**Your instructions:**
Supply the number of lines below containing "data", nothing else.

**Source records:**
┌──

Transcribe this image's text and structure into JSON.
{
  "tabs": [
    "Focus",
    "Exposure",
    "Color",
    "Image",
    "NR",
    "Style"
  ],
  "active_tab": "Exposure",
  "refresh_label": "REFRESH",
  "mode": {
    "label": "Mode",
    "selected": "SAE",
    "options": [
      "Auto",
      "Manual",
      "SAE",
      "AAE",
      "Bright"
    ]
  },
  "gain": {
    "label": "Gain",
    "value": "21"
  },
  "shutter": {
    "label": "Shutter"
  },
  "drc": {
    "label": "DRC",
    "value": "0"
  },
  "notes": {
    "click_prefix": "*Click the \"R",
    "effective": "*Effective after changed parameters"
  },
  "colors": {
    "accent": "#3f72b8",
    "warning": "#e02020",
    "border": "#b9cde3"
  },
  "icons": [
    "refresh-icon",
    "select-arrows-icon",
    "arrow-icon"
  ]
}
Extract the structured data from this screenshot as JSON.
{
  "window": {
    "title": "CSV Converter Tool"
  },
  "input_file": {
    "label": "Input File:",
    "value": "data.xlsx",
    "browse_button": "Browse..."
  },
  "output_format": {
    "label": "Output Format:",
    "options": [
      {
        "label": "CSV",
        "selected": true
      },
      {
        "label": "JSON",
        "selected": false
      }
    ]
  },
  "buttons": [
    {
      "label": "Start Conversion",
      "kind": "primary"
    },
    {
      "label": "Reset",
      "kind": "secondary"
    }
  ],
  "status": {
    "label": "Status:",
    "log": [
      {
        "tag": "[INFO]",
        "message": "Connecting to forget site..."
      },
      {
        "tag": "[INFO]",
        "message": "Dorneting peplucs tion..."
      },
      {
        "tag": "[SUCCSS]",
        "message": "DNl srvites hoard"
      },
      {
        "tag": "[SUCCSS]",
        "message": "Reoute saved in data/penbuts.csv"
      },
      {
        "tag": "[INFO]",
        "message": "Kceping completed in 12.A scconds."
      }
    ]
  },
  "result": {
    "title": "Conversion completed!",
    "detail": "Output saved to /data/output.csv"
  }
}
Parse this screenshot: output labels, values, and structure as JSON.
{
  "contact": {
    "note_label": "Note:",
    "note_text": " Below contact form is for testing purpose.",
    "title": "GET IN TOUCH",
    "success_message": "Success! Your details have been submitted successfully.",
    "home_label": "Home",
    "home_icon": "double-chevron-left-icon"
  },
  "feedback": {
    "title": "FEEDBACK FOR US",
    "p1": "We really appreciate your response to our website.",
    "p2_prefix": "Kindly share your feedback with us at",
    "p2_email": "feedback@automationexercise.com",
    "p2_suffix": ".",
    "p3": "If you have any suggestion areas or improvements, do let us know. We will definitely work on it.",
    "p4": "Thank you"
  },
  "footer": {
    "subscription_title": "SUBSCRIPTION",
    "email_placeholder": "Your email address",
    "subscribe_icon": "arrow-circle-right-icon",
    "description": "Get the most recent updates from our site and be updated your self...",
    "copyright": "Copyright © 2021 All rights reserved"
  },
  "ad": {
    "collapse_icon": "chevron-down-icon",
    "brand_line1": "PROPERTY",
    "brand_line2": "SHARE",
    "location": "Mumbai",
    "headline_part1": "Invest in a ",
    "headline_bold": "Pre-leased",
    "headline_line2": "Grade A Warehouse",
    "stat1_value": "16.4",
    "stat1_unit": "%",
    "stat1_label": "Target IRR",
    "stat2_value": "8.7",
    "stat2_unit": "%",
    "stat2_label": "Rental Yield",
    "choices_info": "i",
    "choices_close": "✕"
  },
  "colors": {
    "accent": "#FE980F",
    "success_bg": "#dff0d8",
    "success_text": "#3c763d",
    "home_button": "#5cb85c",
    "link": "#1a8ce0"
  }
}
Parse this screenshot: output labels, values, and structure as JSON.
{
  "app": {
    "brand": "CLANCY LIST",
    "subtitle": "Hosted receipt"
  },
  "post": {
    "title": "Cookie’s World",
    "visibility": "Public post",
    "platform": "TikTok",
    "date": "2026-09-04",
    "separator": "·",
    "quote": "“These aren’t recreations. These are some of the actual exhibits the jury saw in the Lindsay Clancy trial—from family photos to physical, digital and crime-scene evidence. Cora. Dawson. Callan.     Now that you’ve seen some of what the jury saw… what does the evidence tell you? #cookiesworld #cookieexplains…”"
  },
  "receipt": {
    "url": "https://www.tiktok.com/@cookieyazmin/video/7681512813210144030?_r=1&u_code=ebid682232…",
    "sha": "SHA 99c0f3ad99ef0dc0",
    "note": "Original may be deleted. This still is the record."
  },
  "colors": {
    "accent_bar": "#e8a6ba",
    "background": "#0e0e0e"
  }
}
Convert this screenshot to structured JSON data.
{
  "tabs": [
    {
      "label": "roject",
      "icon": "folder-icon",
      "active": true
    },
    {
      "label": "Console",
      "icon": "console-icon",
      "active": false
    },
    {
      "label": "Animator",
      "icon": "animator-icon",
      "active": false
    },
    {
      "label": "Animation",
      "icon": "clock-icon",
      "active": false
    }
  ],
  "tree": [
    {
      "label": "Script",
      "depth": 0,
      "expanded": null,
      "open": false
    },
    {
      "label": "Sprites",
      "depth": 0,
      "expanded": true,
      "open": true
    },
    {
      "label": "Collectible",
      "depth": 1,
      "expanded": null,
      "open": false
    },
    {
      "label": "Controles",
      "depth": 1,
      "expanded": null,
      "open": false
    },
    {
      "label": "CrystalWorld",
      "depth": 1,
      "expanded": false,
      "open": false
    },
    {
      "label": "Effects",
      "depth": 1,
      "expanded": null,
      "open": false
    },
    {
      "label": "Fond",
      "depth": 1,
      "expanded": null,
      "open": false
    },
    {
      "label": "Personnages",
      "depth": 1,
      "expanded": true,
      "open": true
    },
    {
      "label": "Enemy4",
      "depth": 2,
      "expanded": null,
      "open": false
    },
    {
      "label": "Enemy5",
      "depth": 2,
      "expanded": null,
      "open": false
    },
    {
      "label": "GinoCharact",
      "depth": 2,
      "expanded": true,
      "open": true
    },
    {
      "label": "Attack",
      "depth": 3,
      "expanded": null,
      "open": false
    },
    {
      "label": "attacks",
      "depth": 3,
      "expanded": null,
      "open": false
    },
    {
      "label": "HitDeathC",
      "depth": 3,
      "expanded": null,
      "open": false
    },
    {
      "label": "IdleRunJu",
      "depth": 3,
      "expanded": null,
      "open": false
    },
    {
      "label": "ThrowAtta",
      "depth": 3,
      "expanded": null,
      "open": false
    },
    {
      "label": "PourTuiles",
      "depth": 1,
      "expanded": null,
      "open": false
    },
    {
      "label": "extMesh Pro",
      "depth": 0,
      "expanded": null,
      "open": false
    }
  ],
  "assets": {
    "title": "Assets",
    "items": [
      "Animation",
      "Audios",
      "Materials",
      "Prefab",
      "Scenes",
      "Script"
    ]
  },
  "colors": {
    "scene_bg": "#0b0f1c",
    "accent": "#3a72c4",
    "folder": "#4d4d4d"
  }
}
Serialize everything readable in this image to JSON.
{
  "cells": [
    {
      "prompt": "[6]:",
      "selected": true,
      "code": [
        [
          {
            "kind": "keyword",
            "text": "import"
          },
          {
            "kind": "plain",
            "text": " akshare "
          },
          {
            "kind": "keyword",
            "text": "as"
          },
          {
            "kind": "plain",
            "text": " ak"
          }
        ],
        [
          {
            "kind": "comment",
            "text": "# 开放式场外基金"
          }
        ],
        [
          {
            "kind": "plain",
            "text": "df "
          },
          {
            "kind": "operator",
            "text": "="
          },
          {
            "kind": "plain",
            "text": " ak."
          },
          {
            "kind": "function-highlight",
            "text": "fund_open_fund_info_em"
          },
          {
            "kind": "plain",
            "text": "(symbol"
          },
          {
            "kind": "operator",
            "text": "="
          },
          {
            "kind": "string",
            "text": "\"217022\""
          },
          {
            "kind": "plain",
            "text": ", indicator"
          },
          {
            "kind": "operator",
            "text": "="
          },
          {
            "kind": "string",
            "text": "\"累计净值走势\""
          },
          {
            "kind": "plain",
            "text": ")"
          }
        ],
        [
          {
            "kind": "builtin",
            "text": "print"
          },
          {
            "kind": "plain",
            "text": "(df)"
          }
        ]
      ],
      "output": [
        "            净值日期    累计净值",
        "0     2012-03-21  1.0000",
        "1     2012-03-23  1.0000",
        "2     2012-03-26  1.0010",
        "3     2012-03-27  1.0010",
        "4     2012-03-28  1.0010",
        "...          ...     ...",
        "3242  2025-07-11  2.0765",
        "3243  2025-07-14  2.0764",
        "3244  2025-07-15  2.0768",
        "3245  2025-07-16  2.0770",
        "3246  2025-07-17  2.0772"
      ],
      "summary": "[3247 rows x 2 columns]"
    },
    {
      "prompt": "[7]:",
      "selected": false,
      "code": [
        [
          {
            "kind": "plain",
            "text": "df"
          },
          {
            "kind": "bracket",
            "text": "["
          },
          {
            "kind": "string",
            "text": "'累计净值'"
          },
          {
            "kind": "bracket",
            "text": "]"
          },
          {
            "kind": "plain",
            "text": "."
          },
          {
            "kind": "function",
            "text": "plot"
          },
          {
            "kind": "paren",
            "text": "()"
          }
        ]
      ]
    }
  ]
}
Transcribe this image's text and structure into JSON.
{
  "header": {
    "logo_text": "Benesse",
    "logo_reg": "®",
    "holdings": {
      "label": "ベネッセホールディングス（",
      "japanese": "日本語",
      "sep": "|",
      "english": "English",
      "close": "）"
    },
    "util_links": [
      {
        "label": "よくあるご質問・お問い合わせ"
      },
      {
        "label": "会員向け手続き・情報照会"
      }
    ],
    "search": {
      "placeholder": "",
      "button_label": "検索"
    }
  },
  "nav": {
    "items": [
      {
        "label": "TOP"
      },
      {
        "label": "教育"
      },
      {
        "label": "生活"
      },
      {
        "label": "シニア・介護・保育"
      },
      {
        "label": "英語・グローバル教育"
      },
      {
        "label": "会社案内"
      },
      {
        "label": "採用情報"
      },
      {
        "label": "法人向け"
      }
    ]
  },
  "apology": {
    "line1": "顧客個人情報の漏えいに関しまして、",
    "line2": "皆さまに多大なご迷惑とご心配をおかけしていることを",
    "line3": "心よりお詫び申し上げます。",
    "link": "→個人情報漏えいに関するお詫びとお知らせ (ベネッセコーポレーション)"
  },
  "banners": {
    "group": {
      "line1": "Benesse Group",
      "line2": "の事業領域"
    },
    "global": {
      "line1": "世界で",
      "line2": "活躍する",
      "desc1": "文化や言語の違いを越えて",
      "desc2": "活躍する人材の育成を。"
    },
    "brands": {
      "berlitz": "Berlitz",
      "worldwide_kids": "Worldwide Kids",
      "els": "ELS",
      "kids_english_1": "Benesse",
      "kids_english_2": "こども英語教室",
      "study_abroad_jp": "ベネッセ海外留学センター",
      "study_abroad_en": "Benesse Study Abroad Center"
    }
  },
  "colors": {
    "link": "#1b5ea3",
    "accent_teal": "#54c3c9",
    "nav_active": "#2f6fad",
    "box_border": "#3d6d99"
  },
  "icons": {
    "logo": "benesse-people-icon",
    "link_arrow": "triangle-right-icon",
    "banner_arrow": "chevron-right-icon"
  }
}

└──

**Exercise output:**
5